In a series of posts excerpted from Neuromarketing for Dummies, I’m going to summarize some of the main complaints about neuromarketing, and how realistic they are. I accompany this piece with the de rigueur illustration for all critical assessments of neuromarketing, the image of Malcolm McDowell getting “deprogrammed” in A Clockwork Orange (1971). If this doesn’t scare you, what will?
As far back as 1957, when Vance Packard published his best seller, The Hidden Persuaders, critics expressed concerns that marketers were using psychological and subliminal tactics that were a threat to the public. Their warnings were based on the assumption that marketers were unscrupulous manipulators who would use any means at their disposal to get consumers to buy the brands and products under their care.
This view of marketers is more than a bit unfair. Yes, marketers want to encourage consumers to buy their products, but the marketplace itself is an unforgiving competitive arena in which brands and products that don’t deliver real value are quickly displaced by competitors that do. Success and failure are highly visible and marketers can rapidly learn from each other which strategies and executions are working and which aren’t. This creates a generally level playing field in which manipulating the consumer or making false claims is much more likely to backfire than lead to success, no matter what persuasive tactics are employed.

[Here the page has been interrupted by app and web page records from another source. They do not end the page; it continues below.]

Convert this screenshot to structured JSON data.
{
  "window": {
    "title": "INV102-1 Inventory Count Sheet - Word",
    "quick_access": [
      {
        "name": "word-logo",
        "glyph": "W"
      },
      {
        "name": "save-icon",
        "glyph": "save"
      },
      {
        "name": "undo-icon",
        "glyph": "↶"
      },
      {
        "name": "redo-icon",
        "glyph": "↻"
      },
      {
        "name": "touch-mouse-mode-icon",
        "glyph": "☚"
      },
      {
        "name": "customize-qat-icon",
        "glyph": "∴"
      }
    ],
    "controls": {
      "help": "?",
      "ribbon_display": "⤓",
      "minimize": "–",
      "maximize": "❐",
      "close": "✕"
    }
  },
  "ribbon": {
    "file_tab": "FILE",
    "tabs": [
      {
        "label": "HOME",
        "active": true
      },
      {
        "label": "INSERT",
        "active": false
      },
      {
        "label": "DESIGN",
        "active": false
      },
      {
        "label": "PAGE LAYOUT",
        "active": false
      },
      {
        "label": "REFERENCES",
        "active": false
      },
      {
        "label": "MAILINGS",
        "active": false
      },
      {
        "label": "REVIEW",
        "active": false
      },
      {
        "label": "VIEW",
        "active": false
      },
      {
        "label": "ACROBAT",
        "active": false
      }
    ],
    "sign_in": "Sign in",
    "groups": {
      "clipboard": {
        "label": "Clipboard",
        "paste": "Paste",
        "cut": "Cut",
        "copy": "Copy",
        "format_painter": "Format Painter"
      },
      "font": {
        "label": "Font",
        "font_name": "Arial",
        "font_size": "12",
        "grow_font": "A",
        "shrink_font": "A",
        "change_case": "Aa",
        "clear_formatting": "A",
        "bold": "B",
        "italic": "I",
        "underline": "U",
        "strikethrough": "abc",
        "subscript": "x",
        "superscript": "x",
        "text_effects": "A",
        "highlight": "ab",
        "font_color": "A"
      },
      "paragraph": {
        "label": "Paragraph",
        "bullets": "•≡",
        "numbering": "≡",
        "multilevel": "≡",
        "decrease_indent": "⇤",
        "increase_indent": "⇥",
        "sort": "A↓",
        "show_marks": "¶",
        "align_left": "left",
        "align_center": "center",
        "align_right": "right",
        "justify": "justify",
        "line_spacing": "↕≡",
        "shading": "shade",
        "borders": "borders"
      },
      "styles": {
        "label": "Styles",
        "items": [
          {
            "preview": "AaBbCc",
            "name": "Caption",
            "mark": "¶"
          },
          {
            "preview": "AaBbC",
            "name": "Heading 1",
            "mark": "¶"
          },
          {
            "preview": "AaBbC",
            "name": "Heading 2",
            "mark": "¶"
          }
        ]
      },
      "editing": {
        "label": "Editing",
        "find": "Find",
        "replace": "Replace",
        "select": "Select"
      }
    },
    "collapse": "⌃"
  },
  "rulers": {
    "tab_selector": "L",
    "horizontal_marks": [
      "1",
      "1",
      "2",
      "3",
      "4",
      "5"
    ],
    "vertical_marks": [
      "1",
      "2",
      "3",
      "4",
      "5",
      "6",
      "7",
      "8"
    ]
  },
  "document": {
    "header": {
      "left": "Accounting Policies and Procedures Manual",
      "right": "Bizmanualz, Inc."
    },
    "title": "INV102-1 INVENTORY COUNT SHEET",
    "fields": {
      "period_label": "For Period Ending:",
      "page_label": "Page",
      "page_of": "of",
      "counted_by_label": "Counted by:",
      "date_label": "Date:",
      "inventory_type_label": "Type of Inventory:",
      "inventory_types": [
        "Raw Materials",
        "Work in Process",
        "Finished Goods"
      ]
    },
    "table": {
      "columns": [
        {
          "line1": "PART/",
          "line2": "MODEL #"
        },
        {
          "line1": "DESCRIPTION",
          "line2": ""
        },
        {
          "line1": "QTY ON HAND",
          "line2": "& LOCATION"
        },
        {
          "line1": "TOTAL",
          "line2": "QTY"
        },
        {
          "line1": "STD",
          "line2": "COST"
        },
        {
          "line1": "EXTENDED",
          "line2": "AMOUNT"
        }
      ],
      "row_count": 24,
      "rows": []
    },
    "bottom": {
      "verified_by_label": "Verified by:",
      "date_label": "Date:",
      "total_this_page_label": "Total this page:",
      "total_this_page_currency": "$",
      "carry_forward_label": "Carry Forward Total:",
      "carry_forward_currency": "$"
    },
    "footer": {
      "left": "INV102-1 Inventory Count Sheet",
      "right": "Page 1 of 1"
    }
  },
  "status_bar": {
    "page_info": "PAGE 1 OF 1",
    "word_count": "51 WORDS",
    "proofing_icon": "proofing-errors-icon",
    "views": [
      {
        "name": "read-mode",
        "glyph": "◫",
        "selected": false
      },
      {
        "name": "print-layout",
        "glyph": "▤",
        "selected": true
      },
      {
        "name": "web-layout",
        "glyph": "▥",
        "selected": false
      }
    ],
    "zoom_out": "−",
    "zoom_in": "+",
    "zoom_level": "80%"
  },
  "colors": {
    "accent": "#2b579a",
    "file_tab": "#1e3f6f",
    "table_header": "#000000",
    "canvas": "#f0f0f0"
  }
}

Sometimes the newness of neuromarketing has been overplayed by critics. Practices that are attributed to the influence of neuromarketing often have long histories of discovery and dissemination that started well before neuromarketing arrived on the scene. In many cases, neuromarketing can now confirm why some of these practices work (or don’t work), but the practices themselves can’t be attributed to neuromarketing. For example:
- Marketers used food stylists long before neuromarketing confirmed that attractive images of food can attract attention, activate goals, and increase the chances of a purchase.
- Marketers segmented the market of chocolate eaters into cravers and non-cravers long before neuromarketing confirmed that these segments do show quite different brain activation patterns.
- Marketers have long known that many decisions are made by the nonconscious mind and that exposure to messages can have an impact even if consumers can’t recall the exposure.
- Marketers have used celebrities to endorse brands prior to neuromarketing, confirming that such an endorsement can positively impact the consumer’s decision to buy.
Sometimes discomfort with marketing in general is transferred to neuromarketing. Many critics just don’t like the idea of marketing. They don’t like being bombarded with ads everywhere they turn. They don’t like it when all their clothes shout out their brand affiliations. They don’t like the fact that their beloved baseball park is now called Spaghetti Express Stadium. These are legitimate concerns. But these excesses of marketing can’t be attributed to neuromarketing. Nor would they be less of a problem if neuromarketing didn’t exist.
In fact, we believe that neuromarketing has the potential to finally show marketers just how damaging these overreaches can be to their brands and their corporate reputations. In Chapter 7 (“New Understandings of Consumer Goals and Motivations”), we discuss how consumers have developed both conscious and nonconscious defenses against persuasive messaging. By helping marketers understand where they’re throwing away money and alienating consumers in their efforts to rise above the clutter of competing products and claims, we believe neuromarketing can benefit both marketers and consumers, helping the former spend their marketing dollars more wisely, and helping the latter live in a world with a little less marketing noise and irrelevant marketing clutter.
In the next three posts in this series, we’ll take a closer look at three complaints that are commonly leveled against neuromarketing:
- Neuromarketing reads our minds and invades our privacy.
- Neuromarketing can push an irresistible “buy button” in our brains.
- Neuromarketing can make us want things that aren’t good for us.
About the Author: Steve GencoSteve is a pioneer in the field of neuromarketing. He founded one of the first neuromarketing research firms in 2006 and published the first comprehensive overview of the field, Neuromarketing for Dummies, in 2013. He established Intuitive Consumer Insights in 2012 to help clients, vendors, and industry associations navigate the opportunities and challenges neuromarketing presents to the marketing and market research communities.
Sites That Link to this Post
- Neuromarketing: What is it & How is it Used? | April 24, 2015